DORTMUND, Germany -- Borussia Dortmund crashed out of the Europa League on Thursday night after not being able to overcome a 2-1 deficit from the home leg against Austrian side FC Salzburg.
The Black and Yellows were tasked with an uphill battle at the foot of the Alps, having to score at least two goals in order to have a chance of progressing. Petrer Stoger's team, however, did not create a meaningful scoring chance in Thursday's scoreless draw before the hour mark -- and tellingly lost 1.45 to 1.10 expected goals by ESPN FC's model.
In summary, the Ruhr side won only one out of 10 European ties this season and were the worse team in both meetings against Salzburg, a team that on paper they should have easily swept away.
Yet, Dortmund were shown that the 2-1 loss at the Westfalenstadion to Salzburg was no fluke and that individually inferior teams can inflict severe damage with tactical finesse.
Of course, the Ruhr side now have the luxury to fully recuperate between Bundesliga match days. They will have more time to work on their deficits on their training ground, which could give them a boost. But what are the ramifications of this European campaign with a sobering exit, for a team that was openly talking about winning the Europa League just a few months earlier?
"Talking about the title was maybe the problem," Marcel Schmelzer told reporters on Thursday night in Salzburg, adding, "You have to take every match and every round seriously. This is something I cannot comprehend."
The Dortmund captain himself, though, alleged in November that Dortmund still were No. 2 in Germany after the club had fallen from first to third place within the course of weeks. That assertion has become very much up for debate by March.
Schmelzer, then, pointed to BVB's consistency over the course of seven or eight years and made the statement with the self-confidence the club had built over that period. It is a self-confidence that also prompted his teammates to speak of the Europa League title as if it was within reach.
Now, after Dortmund exited the Europa League in thoroughly embarrassing fashion, the collective self-confidence has -- rightfully -- taken a hit.
"We are observing that we are not reaching our level on a regular basis," sporting director Michael Zorc told Ruhr Nachrichten on Friday, speaking out a general warning that nobody could feel safe about his future in a Dortmund shirt. "We have our eyes wide open and will watch very carefully what will happen in the last months [of the season] and the coming weeks on the pitch."
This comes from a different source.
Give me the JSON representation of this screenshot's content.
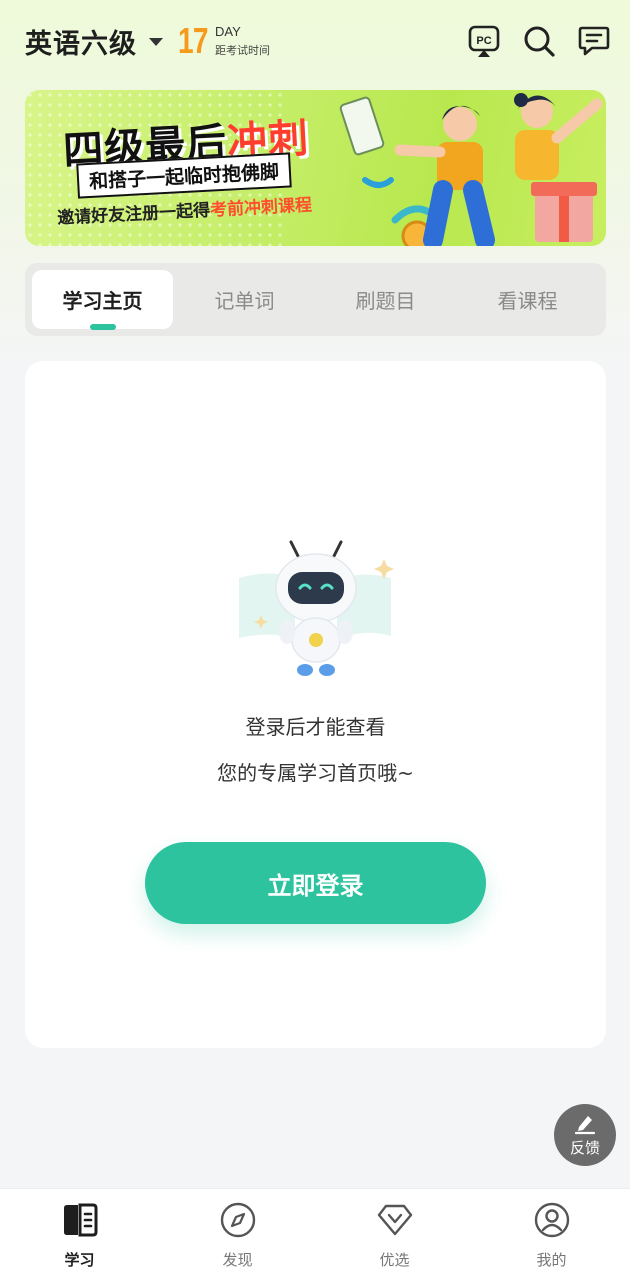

On the one hand, the hard landing may have been vital for Dortmund's future, as it provides more clarity about the state the team is in and might make decisions to make much-needed changes easier for the likes of Zorc and Hans-Joachim Watzke.
But on the other hand, Dortmund have lost yet another piece of "winning" DNA, which can have negative effects on a team that has been going from rough patch to rough patch. Bayern Munich are a prime example of self-assurance. They have a habit of deciding matches late despite not having played particularly well, just by trusting in their own ability and not losing their heads. And BVB's rivals Schalke also have built a lot of confidence in recent weeks -- Saturday's 1-0 victory over Wolfsburg marked their fifth consecutive league win.
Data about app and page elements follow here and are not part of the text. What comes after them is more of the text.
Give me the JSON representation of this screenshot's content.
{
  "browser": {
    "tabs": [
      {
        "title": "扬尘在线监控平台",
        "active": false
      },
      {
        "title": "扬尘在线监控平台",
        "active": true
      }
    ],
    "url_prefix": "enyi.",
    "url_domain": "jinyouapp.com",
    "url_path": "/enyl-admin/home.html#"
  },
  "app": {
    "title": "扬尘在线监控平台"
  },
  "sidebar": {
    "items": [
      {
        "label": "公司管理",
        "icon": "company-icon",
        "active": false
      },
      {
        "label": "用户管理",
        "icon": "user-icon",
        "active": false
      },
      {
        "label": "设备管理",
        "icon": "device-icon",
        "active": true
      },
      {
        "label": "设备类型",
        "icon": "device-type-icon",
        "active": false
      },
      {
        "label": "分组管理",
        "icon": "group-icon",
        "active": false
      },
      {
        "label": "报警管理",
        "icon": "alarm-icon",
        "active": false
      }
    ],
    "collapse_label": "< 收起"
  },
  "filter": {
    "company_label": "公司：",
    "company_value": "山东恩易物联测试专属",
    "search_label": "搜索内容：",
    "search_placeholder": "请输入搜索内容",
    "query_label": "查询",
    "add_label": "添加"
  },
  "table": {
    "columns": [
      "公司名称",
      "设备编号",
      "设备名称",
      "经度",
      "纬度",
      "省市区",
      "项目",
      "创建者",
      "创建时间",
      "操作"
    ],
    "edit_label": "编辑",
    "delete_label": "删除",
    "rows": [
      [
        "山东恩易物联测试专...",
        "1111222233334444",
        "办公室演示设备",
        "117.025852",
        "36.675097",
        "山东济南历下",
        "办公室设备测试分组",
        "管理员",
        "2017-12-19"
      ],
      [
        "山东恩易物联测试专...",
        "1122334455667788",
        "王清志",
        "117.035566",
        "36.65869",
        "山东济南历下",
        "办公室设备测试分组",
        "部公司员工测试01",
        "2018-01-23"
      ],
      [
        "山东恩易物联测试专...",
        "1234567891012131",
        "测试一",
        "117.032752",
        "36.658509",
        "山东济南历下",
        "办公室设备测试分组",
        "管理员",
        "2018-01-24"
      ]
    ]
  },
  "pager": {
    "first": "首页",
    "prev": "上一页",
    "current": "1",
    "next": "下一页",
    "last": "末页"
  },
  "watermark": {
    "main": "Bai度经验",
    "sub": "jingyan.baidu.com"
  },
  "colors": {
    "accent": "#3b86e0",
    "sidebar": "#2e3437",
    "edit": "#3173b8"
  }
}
The Royal Blues have not stormed to second place by dazzling the world with super-attractive football under Domenico Tedesco. On the contrary, their last three wins have been 1-0 matches that were rather uneasy on the eye. However, Schalke play with a low block in front of their own box over great periods in a game because they have a lot of trust in their setup and their individual class to somehow snatch a winner up front.
When Dortmund host Hannover on Sunday, chances are that they will not have a deep trust in their own approach and its ability to dismantle an inferior rival if they stick to it. Instead, they will play with the knowledge that every phase of dominance in a match has been followed up by collapse in recent months. And negative thoughts during a game can easily turn into a self-fulfilling prophecy on the pitch.
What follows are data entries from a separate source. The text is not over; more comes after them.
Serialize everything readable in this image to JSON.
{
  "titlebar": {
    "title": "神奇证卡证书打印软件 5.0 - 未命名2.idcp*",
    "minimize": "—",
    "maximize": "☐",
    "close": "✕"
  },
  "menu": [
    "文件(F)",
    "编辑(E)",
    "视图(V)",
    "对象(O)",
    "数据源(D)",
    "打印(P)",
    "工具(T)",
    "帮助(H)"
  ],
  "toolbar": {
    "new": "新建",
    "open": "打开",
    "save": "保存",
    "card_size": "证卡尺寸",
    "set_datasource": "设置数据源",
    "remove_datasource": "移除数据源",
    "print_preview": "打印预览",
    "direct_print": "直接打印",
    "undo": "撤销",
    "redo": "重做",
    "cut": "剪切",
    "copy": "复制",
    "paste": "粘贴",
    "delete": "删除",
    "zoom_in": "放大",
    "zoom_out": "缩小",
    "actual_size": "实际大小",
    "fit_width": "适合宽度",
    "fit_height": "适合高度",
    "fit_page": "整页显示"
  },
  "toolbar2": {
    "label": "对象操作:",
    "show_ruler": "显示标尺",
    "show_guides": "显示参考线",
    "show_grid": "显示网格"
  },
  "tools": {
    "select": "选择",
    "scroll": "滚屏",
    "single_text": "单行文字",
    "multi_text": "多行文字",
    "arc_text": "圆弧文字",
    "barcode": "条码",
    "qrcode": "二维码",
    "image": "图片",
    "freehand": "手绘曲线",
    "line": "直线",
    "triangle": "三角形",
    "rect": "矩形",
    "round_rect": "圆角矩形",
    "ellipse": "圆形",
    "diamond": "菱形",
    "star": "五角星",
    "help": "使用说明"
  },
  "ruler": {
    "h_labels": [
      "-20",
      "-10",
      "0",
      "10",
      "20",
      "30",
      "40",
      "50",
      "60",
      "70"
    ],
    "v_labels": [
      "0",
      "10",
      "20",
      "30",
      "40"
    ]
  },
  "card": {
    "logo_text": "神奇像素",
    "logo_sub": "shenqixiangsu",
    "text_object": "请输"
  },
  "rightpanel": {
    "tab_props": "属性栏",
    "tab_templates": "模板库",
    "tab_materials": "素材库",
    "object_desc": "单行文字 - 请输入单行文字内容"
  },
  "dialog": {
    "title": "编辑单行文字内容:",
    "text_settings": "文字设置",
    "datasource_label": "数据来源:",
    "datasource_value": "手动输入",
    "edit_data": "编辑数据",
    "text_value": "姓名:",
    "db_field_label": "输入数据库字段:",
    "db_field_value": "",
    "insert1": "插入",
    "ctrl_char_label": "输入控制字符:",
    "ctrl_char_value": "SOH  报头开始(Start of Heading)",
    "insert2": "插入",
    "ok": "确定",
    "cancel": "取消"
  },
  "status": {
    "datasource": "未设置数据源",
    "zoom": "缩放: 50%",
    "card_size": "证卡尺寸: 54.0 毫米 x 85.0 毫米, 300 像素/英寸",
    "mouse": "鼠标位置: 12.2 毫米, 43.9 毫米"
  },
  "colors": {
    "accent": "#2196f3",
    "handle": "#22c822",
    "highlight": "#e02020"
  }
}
Over the years, Marco Reus has often said that Dortmund are extremely hard to beat if they manage to implement their style of play. This season, however, the 28-year-old is yet to say anything like that.
Ultimately, that also falls back on his coach, Peter Stoger, who is yet to mould a variety of individual talents into a functioning collective. After the Europa League exit, the future of the Dortmund coach is as doubtful as it has ever been.
The 51-year-old Austrian has often cited BVB's unbeaten record in the Bundesliga since he took over, but the Black and Yellows are yet to deliver a convincing win in 2018. The overall trend is showing downwards, as the Westphalians have managed only one win out of the last six games across competition -- a 3-2 win over Eintracht Frankfurt last week that required Michy Batshuayi's last-minute winner to secure all three points.
On Sunday, Dortmund are likely to be without Reus and Omer Toprak, who are nursing muscular problems, as well as Christian Pulisic, who missed Thursday's match with a cold. The questions is: Who can help rebuild Dortmund's crumbling self-confidence during the home stretch of the season? For now, there are no obvious candidates.
Stefan Buczko covers Borussia Dortmund for ESPN FC. Twitter: @StefanBuczko.